Aside from the Irish Dance Troupe, led by the shiny, lively star couple Pat Roddy and Eileen Martin, the show also features the Moscow Folk Ballet Co., which performs a brisk and acrobatic number in the second act (the women's fouettes are fierce), and a quartet of black tappers in the vein of Savion Glover. The latter perform a sort of comic dancing duel with Roddy and a trio of his fellow Irish dancers, to the audience's delight. Also a crowd favorite is Maria Pages, a flamenco specialist who smolders spectacularly through two numbers. The appeal of rhythmically stomping feet, "Riverdance" makes clear, is a cross-cultural phenomenon, interpreted with various indigenous flavors in each country.
Brian Kennedy, an Irish tenor, has a prominent role, and his high-lying voice suits composer Bill Whelan's soaring Irish folk-pop songs, whose lyrics are not to be examined too closely ("I am living to nourish you, cherish you/I am pulsing the blood in your veins/Feel the magic and power of surrender to life..."). Le Loka and a troupe of African singers appealingly perform two high-energy numbers in the second act, but their inclusion - which can be seen as either admirable or cynical - is probably the show's most strained grasp at multicultural appeal.
One might wish for rather less of the pretentious and inane narration (does Liam Neeson know what his disembodied voice is getting up to?), not to mention the vague medieval theatrics, which uncomfortably resemble a New Age take on "Xena: Warrior Princess." Fortunately the air is regularly cleared by the nimble physical exuberance of the various dancers, which really needs no contextualizing.
The show's technical aspects are polished, with Rupert Murray's lighting making the most distinguished contribution. Best of Joan Bergin's innumerable costumes were the colorful full skirts for the "Oklahoma!" -esque square dance number at the top of the second act.

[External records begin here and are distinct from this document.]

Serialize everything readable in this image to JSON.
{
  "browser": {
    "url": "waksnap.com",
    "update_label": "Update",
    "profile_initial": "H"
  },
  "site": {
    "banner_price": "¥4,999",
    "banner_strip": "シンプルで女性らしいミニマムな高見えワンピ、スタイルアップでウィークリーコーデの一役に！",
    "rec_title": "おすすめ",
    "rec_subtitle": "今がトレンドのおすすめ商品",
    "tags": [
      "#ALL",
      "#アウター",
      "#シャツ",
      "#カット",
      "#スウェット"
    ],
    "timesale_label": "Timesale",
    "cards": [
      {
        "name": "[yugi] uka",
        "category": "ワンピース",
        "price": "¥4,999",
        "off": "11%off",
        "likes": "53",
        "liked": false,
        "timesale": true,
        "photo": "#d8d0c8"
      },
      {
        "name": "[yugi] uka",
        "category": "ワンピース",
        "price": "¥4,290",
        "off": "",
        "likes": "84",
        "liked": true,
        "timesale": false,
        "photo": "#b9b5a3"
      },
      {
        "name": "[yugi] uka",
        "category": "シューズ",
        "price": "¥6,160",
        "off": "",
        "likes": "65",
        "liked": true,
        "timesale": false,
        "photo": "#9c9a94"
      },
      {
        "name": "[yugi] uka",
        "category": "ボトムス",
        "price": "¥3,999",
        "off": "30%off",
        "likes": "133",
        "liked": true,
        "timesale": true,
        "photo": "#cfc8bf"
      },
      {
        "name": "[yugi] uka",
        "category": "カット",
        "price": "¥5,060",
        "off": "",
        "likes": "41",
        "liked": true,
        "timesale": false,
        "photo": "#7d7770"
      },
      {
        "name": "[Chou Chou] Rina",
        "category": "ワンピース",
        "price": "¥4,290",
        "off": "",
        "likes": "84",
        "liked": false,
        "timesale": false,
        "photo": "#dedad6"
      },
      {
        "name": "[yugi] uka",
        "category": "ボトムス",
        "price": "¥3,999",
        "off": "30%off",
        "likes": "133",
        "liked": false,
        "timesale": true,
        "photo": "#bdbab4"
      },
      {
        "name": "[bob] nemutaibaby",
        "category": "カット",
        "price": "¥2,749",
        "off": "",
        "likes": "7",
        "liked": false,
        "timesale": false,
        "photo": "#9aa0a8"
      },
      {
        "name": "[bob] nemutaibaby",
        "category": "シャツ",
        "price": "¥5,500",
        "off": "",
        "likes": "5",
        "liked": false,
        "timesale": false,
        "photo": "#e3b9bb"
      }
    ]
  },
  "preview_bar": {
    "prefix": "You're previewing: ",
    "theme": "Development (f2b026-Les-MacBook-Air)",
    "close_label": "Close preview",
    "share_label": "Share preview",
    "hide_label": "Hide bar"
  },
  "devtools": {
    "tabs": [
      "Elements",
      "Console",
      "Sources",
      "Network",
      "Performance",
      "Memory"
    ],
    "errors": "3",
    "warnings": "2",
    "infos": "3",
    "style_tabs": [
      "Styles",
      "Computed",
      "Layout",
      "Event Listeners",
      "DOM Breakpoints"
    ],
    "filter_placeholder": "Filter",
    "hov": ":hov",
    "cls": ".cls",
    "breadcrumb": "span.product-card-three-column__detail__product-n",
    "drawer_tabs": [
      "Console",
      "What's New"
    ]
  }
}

Hot on the flapping heels of "Riverdance" comes the second Irish-themed entry of the Broadway season, the new revival of Eugene O'Neill's "A Moon for the Misbegotten," opening three days later. The juxtaposition suggests an intriguing possibility, made only more plausible by "Riverdance's" strenuous use of sun and moon imagery. This show could use some highbrow credentials, O'Neill some audience-grabbing spectacle - how about a production of "Moon" performed entirely in stepdance? "A Moondance for the Misbegotten."